Vatican II teaches that all human activity—everything you and I do throughout an ordinary day—must be fulfilled in such a way that builds up the Kingdom of God. From the beginning, God asked us to be co-creators with him in Eden (as when he called on Adam to “cultivate and care for” the earth (Gen 2:15)) through work. As stewards of our work and world, we too are asked to recognize the beauty of the earth, the beauty of noble human work, and “acknowledge God’s dominion” (Pastoral Letter, 27) in all of it. Through the redemption of Jesus Christ, we are further asked to be co-redeemers with Him as part of being a “royal priesthood” (1 Peter 2:9). That is, we can join our selves to the sacrifice of Jesus Christ by offering our own prayers, sufferings, joys, and work to the Lord on the altar.

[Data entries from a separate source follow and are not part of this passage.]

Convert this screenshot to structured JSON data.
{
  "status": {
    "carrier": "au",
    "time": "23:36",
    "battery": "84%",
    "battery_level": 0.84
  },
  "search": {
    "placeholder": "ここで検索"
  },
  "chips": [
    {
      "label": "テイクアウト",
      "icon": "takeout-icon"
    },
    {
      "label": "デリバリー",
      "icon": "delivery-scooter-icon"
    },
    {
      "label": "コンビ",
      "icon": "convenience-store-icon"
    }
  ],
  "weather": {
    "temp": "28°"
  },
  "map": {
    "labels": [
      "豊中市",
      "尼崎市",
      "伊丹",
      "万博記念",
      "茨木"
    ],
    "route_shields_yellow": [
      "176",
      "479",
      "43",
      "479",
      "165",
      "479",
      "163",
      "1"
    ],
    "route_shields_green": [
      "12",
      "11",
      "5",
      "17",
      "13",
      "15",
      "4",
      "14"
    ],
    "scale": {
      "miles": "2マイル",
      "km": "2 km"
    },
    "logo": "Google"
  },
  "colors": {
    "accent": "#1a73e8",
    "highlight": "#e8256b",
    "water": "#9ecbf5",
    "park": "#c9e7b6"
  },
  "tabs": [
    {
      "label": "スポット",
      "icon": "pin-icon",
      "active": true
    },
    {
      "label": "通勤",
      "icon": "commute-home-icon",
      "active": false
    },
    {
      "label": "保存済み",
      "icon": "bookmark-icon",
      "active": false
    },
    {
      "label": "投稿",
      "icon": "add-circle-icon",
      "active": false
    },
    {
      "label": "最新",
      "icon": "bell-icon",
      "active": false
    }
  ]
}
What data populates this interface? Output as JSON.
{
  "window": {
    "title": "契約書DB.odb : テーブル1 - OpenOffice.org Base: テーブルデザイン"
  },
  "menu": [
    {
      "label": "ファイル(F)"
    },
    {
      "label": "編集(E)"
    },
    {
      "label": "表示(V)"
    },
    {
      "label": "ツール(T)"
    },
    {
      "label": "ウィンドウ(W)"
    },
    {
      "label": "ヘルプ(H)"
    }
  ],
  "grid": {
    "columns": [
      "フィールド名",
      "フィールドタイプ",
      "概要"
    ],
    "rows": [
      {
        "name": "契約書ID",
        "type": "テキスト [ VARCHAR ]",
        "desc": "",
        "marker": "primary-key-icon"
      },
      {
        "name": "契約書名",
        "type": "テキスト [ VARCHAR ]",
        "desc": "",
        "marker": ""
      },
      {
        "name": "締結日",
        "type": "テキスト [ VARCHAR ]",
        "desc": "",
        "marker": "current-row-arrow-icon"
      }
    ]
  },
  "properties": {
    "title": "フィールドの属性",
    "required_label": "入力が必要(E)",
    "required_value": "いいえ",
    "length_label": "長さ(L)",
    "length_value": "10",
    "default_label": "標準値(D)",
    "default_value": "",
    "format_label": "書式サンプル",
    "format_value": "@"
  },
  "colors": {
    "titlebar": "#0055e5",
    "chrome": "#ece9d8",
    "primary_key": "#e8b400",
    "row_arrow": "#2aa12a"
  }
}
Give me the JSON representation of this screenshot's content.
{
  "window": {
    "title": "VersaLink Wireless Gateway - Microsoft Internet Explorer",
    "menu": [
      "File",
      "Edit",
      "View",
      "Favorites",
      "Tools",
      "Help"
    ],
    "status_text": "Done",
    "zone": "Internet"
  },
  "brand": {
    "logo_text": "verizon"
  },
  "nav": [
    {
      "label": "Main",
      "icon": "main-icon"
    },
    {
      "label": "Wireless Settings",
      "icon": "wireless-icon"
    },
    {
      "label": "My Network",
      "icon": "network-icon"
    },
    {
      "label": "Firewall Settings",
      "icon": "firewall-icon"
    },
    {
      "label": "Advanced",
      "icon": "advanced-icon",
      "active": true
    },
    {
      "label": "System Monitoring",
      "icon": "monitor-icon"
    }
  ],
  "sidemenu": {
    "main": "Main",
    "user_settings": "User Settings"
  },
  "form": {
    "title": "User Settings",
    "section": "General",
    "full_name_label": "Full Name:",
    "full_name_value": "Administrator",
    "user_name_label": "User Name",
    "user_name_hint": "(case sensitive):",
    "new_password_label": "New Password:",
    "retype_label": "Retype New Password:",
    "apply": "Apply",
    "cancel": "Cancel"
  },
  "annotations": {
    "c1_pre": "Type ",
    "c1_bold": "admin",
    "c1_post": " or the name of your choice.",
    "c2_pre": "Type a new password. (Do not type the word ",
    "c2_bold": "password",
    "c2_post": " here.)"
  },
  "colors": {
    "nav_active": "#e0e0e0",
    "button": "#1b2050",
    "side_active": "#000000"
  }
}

As a member of the One Body that is the Church, a steward recognizes his duty to care for that body. According to his gifts and talents, the steward first cares for the “Domestic Church”—his family and home. This then extends to caring for his local parish, supporting generously its programs and mission. Finally, the local Church—the diocese—must also be supported in accordance with his means. In union with the Church, the steward will be transformed into an instrument of Evangelization, the mission of the Church. The devoted caretaking of his time and talents will radiate—almost unintentionally—from him and draw those around him closer to Jesus Christ. As part of this, a steward strives to build up his community in solidarity. The focal point of all his stewardship—the tending of his gifts for the advance of the Kingdom of God—is the Eucharist, which as the cause of our unity enables us to unite all our stewardship to the Father in love.
Stewardship requires conversion of heart—new insight into God’s call. A steward, conscientious and faithful to his vocation, is accountable for everything he is and everything that has been given to him. While this vocation to be a steward takes countless forms—as countless as the combinations of time and talent—the model for all the Church is the Blessed Virgin Mary. Through her faithful “yes” to God, she exemplified a most perfect stewardship of her vocation and generosity in its fulfillment. Her stewardship over her children continues, as we can look to her for guidance.
Source: Stewardship: A Disciple's Response: A Pastoral Letter on Stewardship. Washington, D.C.: United States Conference of Catholic Bishops, 2002. Print.